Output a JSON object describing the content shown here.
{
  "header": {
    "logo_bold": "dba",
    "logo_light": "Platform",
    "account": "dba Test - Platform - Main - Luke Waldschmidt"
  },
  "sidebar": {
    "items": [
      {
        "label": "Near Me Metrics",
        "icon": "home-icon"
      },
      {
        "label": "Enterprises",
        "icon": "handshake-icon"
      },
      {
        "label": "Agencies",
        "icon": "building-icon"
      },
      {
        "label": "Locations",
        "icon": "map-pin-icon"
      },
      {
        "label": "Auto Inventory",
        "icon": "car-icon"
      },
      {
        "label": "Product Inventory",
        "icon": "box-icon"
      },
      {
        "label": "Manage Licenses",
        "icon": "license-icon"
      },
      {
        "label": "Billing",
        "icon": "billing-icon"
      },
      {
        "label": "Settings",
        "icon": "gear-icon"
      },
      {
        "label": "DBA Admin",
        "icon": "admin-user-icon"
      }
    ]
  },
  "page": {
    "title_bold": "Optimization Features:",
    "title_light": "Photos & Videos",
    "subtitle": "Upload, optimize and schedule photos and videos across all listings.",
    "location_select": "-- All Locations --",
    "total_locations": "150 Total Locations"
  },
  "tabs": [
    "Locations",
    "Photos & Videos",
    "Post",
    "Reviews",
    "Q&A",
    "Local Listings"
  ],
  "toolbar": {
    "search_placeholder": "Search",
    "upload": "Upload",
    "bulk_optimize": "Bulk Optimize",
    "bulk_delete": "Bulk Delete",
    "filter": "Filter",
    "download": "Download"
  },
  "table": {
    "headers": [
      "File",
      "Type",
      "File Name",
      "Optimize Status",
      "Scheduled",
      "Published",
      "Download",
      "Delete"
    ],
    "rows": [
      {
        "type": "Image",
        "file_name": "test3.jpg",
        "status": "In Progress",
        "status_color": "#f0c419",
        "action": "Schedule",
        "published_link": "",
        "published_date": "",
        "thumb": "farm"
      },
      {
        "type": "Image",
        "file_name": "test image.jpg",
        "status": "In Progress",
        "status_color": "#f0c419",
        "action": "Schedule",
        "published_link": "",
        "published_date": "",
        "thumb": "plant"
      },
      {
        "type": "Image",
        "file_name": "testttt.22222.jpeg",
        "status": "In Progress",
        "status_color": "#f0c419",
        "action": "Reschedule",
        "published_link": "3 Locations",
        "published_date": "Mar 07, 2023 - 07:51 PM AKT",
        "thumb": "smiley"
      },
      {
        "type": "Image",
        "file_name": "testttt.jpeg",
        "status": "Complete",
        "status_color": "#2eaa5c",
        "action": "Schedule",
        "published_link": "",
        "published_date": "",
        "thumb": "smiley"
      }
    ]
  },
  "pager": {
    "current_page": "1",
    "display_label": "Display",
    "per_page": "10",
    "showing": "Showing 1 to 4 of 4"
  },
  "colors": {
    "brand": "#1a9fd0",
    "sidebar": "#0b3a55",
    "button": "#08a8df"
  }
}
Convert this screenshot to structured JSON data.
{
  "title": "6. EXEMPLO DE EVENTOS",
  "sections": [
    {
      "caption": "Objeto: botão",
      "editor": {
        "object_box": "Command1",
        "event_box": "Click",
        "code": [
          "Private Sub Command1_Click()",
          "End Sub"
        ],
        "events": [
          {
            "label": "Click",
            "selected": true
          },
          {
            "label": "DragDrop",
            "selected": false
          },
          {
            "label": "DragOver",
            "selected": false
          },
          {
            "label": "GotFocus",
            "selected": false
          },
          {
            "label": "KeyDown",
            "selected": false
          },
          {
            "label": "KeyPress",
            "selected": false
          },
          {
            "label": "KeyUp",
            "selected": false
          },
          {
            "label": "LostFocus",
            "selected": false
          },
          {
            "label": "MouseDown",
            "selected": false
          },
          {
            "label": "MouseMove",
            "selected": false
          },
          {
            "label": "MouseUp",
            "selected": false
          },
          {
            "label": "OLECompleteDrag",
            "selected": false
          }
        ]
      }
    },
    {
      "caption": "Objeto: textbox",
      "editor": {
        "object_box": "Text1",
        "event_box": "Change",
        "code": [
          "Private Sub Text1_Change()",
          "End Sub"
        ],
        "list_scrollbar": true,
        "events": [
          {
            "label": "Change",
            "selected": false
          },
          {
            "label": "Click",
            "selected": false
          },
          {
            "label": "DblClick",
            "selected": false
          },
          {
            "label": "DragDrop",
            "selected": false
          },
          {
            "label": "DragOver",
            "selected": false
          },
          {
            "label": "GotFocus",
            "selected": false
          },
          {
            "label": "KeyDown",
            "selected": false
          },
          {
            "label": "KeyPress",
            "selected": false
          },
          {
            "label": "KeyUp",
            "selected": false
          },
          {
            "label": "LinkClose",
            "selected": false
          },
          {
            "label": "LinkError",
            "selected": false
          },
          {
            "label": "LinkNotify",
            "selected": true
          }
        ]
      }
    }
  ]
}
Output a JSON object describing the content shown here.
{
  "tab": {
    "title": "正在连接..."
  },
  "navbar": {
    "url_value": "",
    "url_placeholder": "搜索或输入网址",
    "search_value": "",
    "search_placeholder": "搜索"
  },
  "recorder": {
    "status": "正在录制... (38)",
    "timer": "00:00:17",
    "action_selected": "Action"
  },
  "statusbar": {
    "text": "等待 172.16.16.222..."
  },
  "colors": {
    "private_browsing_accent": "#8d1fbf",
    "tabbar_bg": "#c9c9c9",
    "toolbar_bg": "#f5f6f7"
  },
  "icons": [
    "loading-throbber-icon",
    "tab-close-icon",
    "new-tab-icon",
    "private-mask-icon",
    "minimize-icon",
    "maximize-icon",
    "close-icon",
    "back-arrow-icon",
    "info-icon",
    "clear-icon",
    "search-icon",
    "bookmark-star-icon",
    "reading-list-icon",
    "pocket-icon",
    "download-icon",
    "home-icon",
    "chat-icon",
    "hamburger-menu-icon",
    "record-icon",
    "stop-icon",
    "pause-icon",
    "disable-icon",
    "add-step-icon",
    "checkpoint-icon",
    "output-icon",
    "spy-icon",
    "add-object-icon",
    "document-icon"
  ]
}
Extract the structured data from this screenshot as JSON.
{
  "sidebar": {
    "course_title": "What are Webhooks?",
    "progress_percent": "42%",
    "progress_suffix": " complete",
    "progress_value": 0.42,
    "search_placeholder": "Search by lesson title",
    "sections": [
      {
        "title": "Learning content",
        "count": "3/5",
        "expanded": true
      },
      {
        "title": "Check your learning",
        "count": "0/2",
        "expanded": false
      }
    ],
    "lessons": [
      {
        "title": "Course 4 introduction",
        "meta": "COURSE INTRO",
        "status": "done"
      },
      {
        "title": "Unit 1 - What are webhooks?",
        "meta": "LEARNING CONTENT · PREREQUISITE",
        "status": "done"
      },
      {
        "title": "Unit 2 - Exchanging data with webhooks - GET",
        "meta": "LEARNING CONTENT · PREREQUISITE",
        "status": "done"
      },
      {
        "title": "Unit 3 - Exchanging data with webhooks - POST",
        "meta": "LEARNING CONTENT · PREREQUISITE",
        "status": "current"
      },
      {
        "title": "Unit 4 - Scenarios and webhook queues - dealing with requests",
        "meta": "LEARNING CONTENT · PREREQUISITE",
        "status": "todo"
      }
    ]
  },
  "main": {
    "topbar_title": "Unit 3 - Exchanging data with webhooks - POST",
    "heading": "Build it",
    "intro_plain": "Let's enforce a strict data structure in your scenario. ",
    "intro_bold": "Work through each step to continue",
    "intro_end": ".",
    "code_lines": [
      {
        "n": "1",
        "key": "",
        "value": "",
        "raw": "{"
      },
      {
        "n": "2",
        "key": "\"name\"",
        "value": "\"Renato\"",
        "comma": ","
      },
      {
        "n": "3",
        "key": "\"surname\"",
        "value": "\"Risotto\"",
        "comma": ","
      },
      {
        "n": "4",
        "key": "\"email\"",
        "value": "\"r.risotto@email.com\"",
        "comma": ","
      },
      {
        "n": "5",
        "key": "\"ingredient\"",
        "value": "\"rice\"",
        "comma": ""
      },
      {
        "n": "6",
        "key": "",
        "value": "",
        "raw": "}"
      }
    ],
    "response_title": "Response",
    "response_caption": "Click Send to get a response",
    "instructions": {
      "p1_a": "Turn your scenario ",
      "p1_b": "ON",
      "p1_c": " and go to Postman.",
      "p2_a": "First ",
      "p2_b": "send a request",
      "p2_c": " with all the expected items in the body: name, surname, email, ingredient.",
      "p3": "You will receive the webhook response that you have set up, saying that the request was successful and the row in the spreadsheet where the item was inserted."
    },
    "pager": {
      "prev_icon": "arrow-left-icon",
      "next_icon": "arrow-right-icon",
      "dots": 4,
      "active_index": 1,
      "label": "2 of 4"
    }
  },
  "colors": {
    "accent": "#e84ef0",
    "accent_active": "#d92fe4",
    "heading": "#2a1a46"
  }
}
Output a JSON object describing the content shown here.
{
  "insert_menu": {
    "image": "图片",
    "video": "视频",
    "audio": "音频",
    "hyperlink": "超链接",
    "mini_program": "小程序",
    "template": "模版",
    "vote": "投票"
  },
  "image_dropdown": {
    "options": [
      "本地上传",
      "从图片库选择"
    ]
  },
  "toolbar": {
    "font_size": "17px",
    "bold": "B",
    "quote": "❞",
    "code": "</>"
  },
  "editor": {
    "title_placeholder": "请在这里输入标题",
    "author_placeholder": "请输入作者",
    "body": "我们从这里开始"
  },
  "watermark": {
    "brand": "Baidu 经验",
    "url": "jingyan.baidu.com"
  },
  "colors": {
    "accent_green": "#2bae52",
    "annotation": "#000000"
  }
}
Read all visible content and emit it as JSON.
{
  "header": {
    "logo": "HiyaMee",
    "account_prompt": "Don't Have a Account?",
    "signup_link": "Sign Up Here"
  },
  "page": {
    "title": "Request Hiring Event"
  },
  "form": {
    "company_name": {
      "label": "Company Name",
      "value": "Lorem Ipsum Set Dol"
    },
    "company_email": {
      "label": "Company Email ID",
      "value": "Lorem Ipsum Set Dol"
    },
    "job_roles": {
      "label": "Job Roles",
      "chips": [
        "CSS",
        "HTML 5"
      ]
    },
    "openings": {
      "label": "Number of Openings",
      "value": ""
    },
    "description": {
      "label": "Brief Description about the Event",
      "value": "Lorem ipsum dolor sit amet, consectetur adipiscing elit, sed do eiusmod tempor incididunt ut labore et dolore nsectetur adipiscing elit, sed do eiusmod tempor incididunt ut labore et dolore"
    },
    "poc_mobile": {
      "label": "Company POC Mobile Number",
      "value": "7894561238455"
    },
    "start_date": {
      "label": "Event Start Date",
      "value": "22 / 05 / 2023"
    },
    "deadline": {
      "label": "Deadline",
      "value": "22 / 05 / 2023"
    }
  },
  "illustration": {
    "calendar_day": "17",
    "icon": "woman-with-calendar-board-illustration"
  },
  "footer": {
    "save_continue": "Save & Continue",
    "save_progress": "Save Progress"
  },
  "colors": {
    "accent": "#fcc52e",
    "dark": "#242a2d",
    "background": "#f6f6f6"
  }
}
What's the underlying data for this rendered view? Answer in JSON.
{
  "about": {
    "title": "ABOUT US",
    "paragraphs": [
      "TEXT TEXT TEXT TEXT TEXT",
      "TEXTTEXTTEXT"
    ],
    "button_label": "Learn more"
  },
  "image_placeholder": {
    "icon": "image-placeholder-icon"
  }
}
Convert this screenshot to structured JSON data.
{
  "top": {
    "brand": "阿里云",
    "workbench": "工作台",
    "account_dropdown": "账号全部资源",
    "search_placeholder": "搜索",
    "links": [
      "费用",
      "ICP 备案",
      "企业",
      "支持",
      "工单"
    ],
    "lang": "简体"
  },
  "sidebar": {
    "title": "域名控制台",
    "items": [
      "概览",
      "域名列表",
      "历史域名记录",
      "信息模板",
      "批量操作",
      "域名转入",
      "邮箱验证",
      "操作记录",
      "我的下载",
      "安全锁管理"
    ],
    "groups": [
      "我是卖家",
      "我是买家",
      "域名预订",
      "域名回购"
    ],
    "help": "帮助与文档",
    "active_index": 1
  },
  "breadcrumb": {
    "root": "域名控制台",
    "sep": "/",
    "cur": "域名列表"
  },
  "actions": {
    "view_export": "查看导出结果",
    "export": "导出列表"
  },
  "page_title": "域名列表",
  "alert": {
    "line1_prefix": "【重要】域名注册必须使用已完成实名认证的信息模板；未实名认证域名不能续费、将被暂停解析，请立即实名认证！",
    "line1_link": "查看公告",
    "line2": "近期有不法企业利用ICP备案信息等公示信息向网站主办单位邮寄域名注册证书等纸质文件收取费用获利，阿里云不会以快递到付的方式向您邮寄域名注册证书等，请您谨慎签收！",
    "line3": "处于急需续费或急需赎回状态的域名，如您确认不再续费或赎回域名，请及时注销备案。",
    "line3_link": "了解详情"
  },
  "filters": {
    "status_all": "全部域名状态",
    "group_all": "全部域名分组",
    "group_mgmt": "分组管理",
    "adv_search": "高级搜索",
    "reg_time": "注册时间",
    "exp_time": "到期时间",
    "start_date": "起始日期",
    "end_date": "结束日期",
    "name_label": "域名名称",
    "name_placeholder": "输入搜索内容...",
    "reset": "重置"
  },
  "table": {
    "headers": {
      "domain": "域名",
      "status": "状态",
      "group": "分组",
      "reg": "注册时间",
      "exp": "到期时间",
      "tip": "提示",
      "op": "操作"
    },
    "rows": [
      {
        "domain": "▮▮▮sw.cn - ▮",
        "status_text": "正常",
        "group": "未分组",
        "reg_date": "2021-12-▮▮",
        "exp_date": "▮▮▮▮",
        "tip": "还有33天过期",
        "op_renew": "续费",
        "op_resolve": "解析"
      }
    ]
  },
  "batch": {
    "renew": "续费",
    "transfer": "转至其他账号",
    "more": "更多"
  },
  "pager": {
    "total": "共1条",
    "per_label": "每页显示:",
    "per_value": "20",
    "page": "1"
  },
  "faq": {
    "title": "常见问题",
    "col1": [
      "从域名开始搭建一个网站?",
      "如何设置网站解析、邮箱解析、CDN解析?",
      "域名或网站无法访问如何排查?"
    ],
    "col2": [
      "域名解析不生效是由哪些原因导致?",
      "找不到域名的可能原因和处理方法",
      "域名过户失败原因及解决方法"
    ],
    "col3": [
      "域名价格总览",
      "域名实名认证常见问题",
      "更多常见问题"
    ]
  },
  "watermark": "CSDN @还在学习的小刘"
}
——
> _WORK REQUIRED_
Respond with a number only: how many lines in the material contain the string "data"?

> _ANSWER FOR THIS EXERCISE_
8